## Element data from apps and pages

========================================

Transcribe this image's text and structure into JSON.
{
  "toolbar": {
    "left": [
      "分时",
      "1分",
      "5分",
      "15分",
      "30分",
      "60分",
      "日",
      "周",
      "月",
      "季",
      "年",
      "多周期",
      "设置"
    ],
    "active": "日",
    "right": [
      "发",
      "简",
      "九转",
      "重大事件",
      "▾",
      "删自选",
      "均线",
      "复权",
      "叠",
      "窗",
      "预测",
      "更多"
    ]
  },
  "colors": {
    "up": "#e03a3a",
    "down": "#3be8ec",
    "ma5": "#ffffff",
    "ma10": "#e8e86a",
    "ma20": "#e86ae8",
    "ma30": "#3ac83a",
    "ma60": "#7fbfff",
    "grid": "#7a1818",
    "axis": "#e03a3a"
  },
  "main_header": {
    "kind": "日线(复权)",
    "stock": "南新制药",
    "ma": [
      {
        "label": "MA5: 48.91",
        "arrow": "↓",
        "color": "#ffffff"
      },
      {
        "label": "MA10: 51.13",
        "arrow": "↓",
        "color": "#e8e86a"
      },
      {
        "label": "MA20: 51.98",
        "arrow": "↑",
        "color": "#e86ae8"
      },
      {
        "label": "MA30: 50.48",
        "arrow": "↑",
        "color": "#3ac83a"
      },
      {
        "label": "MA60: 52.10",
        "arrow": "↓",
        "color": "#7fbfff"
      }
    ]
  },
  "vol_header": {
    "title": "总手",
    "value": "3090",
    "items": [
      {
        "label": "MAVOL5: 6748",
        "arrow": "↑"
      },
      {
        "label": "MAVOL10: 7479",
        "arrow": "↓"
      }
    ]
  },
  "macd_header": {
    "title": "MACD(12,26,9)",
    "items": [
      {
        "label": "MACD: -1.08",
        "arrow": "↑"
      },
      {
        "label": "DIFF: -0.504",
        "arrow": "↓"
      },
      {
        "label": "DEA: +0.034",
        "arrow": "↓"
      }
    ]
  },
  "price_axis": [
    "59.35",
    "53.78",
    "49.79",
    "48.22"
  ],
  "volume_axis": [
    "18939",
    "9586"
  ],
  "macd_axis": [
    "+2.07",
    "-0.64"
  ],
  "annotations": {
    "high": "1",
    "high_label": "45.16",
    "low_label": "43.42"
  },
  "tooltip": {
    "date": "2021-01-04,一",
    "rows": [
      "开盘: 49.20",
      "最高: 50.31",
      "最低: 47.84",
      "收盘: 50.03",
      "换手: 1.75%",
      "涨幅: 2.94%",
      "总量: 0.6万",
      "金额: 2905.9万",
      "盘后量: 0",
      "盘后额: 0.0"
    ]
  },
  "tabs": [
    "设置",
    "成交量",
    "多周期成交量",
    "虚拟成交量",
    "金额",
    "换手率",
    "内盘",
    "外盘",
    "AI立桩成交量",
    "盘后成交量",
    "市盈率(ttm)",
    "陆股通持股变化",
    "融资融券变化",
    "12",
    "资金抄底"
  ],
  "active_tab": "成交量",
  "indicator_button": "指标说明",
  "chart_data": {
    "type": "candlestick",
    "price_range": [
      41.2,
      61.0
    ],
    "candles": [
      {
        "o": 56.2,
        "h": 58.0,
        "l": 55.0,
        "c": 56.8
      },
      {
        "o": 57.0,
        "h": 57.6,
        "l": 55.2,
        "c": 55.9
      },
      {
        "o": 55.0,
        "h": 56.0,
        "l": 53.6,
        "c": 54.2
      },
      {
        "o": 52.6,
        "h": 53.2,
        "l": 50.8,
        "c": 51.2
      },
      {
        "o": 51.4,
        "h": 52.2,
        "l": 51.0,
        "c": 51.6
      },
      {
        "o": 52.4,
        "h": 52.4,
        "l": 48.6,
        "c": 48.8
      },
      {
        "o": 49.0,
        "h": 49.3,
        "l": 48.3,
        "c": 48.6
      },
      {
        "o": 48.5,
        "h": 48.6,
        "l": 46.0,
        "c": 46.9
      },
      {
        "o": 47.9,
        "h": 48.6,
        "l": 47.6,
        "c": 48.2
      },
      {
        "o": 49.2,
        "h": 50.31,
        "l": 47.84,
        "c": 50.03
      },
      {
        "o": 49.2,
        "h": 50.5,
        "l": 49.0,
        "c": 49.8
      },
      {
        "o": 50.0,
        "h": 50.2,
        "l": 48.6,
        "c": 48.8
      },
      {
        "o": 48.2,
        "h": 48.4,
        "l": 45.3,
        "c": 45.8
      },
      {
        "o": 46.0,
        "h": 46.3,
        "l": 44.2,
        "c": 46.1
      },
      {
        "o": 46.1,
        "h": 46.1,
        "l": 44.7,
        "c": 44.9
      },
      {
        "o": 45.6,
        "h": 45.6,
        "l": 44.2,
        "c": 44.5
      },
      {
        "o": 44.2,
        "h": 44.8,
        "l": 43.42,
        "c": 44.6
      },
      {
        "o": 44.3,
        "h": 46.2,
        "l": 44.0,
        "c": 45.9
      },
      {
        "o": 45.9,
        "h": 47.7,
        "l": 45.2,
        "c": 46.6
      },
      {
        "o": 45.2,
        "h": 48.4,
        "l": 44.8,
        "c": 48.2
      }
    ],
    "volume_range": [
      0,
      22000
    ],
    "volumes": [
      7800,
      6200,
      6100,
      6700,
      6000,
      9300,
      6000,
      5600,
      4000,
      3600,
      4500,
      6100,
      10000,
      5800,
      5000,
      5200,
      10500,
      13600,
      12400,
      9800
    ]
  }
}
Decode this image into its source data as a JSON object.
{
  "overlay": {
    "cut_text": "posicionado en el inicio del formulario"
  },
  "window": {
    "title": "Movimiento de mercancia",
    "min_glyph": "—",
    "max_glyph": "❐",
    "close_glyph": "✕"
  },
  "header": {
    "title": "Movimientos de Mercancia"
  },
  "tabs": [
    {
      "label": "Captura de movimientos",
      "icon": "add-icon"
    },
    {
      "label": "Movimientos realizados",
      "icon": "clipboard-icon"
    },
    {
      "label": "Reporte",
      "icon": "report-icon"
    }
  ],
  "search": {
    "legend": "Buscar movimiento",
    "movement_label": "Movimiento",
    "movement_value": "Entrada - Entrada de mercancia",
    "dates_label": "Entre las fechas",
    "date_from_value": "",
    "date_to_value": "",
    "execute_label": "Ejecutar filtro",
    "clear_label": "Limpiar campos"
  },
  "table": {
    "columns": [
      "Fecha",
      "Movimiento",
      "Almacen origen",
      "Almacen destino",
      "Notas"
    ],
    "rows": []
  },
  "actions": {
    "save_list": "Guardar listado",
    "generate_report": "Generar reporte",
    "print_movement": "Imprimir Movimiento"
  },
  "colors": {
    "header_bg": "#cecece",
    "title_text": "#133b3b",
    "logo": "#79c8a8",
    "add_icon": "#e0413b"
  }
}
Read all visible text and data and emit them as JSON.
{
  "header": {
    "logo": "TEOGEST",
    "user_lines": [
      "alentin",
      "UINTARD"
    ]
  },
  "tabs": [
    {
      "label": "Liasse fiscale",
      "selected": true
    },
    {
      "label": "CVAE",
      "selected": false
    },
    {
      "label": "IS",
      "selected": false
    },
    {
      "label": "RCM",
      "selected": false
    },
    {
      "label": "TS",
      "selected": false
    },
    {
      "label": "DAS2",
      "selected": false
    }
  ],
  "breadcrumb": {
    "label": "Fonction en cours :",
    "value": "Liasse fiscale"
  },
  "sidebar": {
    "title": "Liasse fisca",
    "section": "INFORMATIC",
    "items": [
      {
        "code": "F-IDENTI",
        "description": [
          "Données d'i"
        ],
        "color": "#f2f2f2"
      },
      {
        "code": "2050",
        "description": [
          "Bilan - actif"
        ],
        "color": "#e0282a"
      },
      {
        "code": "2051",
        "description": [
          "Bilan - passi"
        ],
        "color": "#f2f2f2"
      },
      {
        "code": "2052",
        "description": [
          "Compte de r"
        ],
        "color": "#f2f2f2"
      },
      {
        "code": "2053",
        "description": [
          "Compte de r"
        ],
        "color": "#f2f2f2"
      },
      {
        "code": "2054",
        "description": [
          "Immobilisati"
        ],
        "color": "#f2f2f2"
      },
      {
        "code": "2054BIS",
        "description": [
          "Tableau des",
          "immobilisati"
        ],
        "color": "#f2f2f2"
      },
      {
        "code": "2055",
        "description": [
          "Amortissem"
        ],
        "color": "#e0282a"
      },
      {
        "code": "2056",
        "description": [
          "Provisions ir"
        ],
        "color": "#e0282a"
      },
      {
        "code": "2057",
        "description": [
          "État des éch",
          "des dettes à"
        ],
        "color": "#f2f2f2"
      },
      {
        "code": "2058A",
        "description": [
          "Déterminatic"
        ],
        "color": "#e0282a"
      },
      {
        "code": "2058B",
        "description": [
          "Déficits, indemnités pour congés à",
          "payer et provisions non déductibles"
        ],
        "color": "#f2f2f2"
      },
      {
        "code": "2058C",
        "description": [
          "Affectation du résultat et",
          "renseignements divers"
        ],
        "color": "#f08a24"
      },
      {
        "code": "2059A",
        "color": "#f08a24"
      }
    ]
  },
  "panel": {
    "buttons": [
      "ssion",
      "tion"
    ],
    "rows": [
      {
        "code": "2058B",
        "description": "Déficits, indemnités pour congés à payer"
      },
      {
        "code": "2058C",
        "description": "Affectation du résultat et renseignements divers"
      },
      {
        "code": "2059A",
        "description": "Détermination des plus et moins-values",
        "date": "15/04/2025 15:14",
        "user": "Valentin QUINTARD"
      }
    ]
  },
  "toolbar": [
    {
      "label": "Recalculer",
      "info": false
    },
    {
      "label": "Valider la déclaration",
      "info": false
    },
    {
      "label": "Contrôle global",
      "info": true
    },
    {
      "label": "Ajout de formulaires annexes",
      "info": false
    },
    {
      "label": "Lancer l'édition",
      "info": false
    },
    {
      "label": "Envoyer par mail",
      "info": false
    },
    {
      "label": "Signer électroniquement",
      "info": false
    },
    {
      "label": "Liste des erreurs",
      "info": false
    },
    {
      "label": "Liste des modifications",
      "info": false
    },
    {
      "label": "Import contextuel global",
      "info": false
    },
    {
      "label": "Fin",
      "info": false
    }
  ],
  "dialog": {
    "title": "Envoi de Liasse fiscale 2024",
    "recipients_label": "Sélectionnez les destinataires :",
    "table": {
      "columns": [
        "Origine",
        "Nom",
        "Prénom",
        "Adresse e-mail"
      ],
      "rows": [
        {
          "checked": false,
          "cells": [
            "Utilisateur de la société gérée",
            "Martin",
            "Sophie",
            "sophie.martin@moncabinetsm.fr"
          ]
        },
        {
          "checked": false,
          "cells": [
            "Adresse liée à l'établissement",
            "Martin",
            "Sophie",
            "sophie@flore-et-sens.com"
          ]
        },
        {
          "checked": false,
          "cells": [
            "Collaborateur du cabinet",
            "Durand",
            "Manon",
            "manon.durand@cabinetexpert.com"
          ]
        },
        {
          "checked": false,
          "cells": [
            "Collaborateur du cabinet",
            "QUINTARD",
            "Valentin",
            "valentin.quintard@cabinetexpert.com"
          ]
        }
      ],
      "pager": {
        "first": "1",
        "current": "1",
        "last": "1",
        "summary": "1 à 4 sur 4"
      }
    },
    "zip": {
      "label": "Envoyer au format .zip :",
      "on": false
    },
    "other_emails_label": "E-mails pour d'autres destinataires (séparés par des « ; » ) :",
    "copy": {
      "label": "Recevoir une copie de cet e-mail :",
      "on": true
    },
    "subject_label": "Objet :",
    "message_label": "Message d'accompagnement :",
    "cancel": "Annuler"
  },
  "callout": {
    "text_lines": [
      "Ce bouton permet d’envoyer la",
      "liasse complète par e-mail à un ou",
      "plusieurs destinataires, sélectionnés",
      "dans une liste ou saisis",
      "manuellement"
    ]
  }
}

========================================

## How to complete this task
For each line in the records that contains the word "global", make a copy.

## Task solution
      "label": "Contrôle global",
      "label": "Import contextuel global",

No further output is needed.